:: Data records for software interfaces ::
*** Block opens ***

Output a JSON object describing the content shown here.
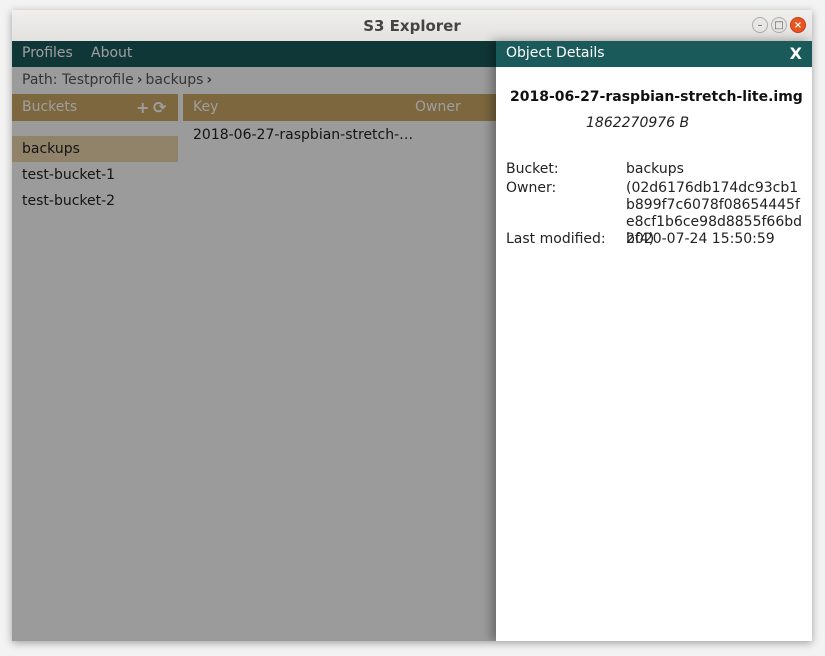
{
  "window": {
    "title": "S3 Explorer"
  },
  "menu": {
    "profiles": "Profiles",
    "about": "About"
  },
  "path": {
    "prefix": "Path:",
    "segments": [
      "Testprofile",
      "backups"
    ]
  },
  "buckets": {
    "header": "Buckets",
    "items": [
      {
        "label": "backups",
        "selected": true
      },
      {
        "label": "test-bucket-1",
        "selected": false
      },
      {
        "label": "test-bucket-2",
        "selected": false
      }
    ]
  },
  "objects": {
    "columns": [
      "Key",
      "Owner"
    ],
    "rows": [
      {
        "key": "2018-06-27-raspbian-stretch-…"
      }
    ]
  },
  "details": {
    "title": "Object Details",
    "close_label": "X",
    "file_name": "2018-06-27-raspbian-stretch-lite.img",
    "size": "1862270976 B",
    "fields": [
      {
        "label": "Bucket:",
        "value": "backups"
      },
      {
        "label": "Owner:",
        "value": "(02d6176db174dc93cb1b899f7c6078f08654445fe8cf1b6ce98d8855f66bdbf4)"
      },
      {
        "label": "Last modified:",
        "value": "2020-07-24 15:50:59"
      }
    ]
  },
  "colors": {
    "accent": "#1b5a5a",
    "header_gold": "#c9a766",
    "selected": "#e8d4ac",
    "close": "#e95420"
  }
}
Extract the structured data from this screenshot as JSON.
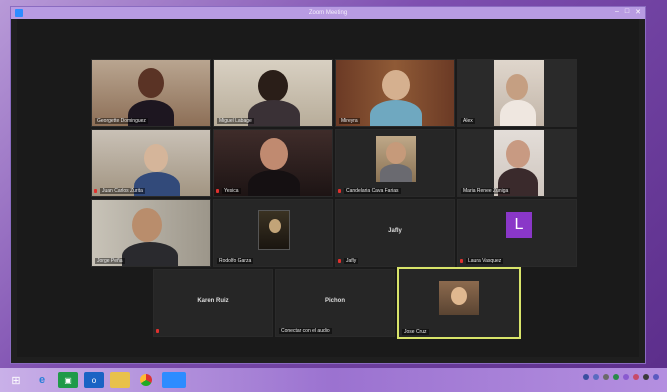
{
  "window": {
    "title": "Zoom Meeting"
  },
  "participants": [
    {
      "name": "Georgette Dominguez"
    },
    {
      "name": "Miguel Labage"
    },
    {
      "name": "Mireyra"
    },
    {
      "name": "Alex"
    },
    {
      "name": "Juan Carlos Zurita"
    },
    {
      "name": "Yesica"
    },
    {
      "name": "Candelaria Cava Farias"
    },
    {
      "name": "Maria Renee Zuniga"
    },
    {
      "name": "Jorge Peña"
    },
    {
      "name": "Rodolfo Garza"
    },
    {
      "name": "Jafly"
    },
    {
      "name": "Laura Vasquez"
    },
    {
      "name": "Karen Ruiz"
    },
    {
      "name": "Pichon"
    },
    {
      "name": "Conectar con el audio"
    },
    {
      "name": "Jose Cruz"
    }
  ],
  "tiles": {
    "jafly_label": "Jafly",
    "karen_label": "Karen Ruiz",
    "pichon_label": "Pichon",
    "laura_initial": "L"
  },
  "colors": {
    "active_speaker_border": "#d8e46a",
    "avatar_purple": "#8a37c8"
  },
  "taskbar": {
    "icons": [
      "windows-start-icon",
      "ie-icon",
      "store-icon",
      "outlook-icon",
      "file-explorer-icon",
      "chrome-icon",
      "zoom-icon"
    ]
  }
}
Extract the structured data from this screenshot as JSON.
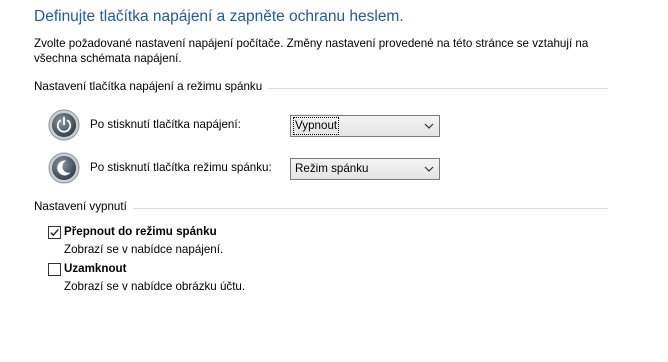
{
  "header": {
    "title": "Definujte tlačítka napájení a zapněte ochranu heslem.",
    "description": "Zvolte požadované nastavení napájení počítače. Změny nastavení provedené na této stránce se vztahují na všechna schémata napájení."
  },
  "power_buttons_section": {
    "title": "Nastavení tlačítka napájení a režimu spánku",
    "rows": [
      {
        "label": "Po stisknutí tlačítka napájení:",
        "icon": "power-button-icon",
        "selected": "Vypnout",
        "focused": true
      },
      {
        "label": "Po stisknutí tlačítka režimu spánku:",
        "icon": "sleep-moon-icon",
        "selected": "Režim spánku",
        "focused": false
      }
    ]
  },
  "shutdown_section": {
    "title": "Nastavení vypnutí",
    "options": [
      {
        "label": "Přepnout do režimu spánku",
        "description": "Zobrazí se v nabídce napájení.",
        "checked": true
      },
      {
        "label": "Uzamknout",
        "description": "Zobrazí se v nabídce obrázku účtu.",
        "checked": false
      }
    ]
  },
  "colors": {
    "title_blue": "#1e5aa8",
    "divider": "#dcdcdc",
    "dropdown_border": "#7a7a7a"
  }
}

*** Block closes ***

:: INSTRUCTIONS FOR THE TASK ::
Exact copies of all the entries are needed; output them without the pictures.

:: ANSWER TO THE EXERCISE ::
Output a JSON object describing the content shown here.
{
  "window": {
    "title": "S3 Explorer"
  },
  "menu": {
    "profiles": "Profiles",
    "about": "About"
  },
  "path": {
    "prefix": "Path:",
    "segments": [
      "Testprofile",
      "backups"
    ]
  },
  "buckets": {
    "header": "Buckets",
    "items": [
      {
        "label": "backups",
        "selected": true
      },
      {
        "label": "test-bucket-1",
        "selected": false
      },
      {
        "label": "test-bucket-2",
        "selected": false
      }
    ]
  },
  "objects": {
    "columns": [
      "Key",
      "Owner"
    ],
    "rows": [
      {
        "key": "2018-06-27-raspbian-stretch-…"
      }
    ]
  },
  "details": {
    "title": "Object Details",
    "close_label": "X",
    "file_name": "2018-06-27-raspbian-stretch-lite.img",
    "size": "1862270976 B",
    "fields": [
      {
        "label": "Bucket:",
        "value": "backups"
      },
      {
        "label": "Owner:",
        "value": "(02d6176db174dc93cb1b899f7c6078f08654445fe8cf1b6ce98d8855f66bdbf4)"
      },
      {
        "label": "Last modified:",
        "value": "2020-07-24 15:50:59"
      }
    ]
  },
  "colors": {
    "accent": "#1b5a5a",
    "header_gold": "#c9a766",
    "selected": "#e8d4ac",
    "close": "#e95420"
  }
}
Extract the structured data from this screenshot as JSON.
{
  "window": {
    "title": "Zoom Meeting"
  },
  "participants": [
    {
      "name": "Georgette Dominguez"
    },
    {
      "name": "Miguel Labage"
    },
    {
      "name": "Mireyra"
    },
    {
      "name": "Alex"
    },
    {
      "name": "Juan Carlos Zurita"
    },
    {
      "name": "Yesica"
    },
    {
      "name": "Candelaria Cava Farias"
    },
    {
      "name": "Maria Renee Zuniga"
    },
    {
      "name": "Jorge Peña"
    },
    {
      "name": "Rodolfo Garza"
    },
    {
      "name": "Jafly"
    },
    {
      "name": "Laura Vasquez"
    },
    {
      "name": "Karen Ruiz"
    },
    {
      "name": "Pichon"
    },
    {
      "name": "Conectar con el audio"
    },
    {
      "name": "Jose Cruz"
    }
  ],
  "tiles": {
    "jafly_label": "Jafly",
    "karen_label": "Karen Ruiz",
    "pichon_label": "Pichon",
    "laura_initial": "L"
  },
  "colors": {
    "active_speaker_border": "#d8e46a",
    "avatar_purple": "#8a37c8"
  },
  "taskbar": {
    "icons": [
      "windows-start-icon",
      "ie-icon",
      "store-icon",
      "outlook-icon",
      "file-explorer-icon",
      "chrome-icon",
      "zoom-icon"
    ]
  }
}
Extract the structured data from this screenshot as JSON.
{
  "header": {
    "title": "Definujte tlačítka napájení a zapněte ochranu heslem.",
    "description": "Zvolte požadované nastavení napájení počítače. Změny nastavení provedené na této stránce se vztahují na všechna schémata napájení."
  },
  "power_buttons_section": {
    "title": "Nastavení tlačítka napájení a režimu spánku",
    "rows": [
      {
        "label": "Po stisknutí tlačítka napájení:",
        "icon": "power-button-icon",
        "selected": "Vypnout",
        "focused": true
      },
      {
        "label": "Po stisknutí tlačítka režimu spánku:",
        "icon": "sleep-moon-icon",
        "selected": "Režim spánku",
        "focused": false
      }
    ]
  },
  "shutdown_section": {
    "title": "Nastavení vypnutí",
    "options": [
      {
        "label": "Přepnout do režimu spánku",
        "description": "Zobrazí se v nabídce napájení.",
        "checked": true
      },
      {
        "label": "Uzamknout",
        "description": "Zobrazí se v nabídce obrázku účtu.",
        "checked": false
      }
    ]
  },
  "colors": {
    "title_blue": "#1e5aa8",
    "divider": "#dcdcdc",
    "dropdown_border": "#7a7a7a"
  }
}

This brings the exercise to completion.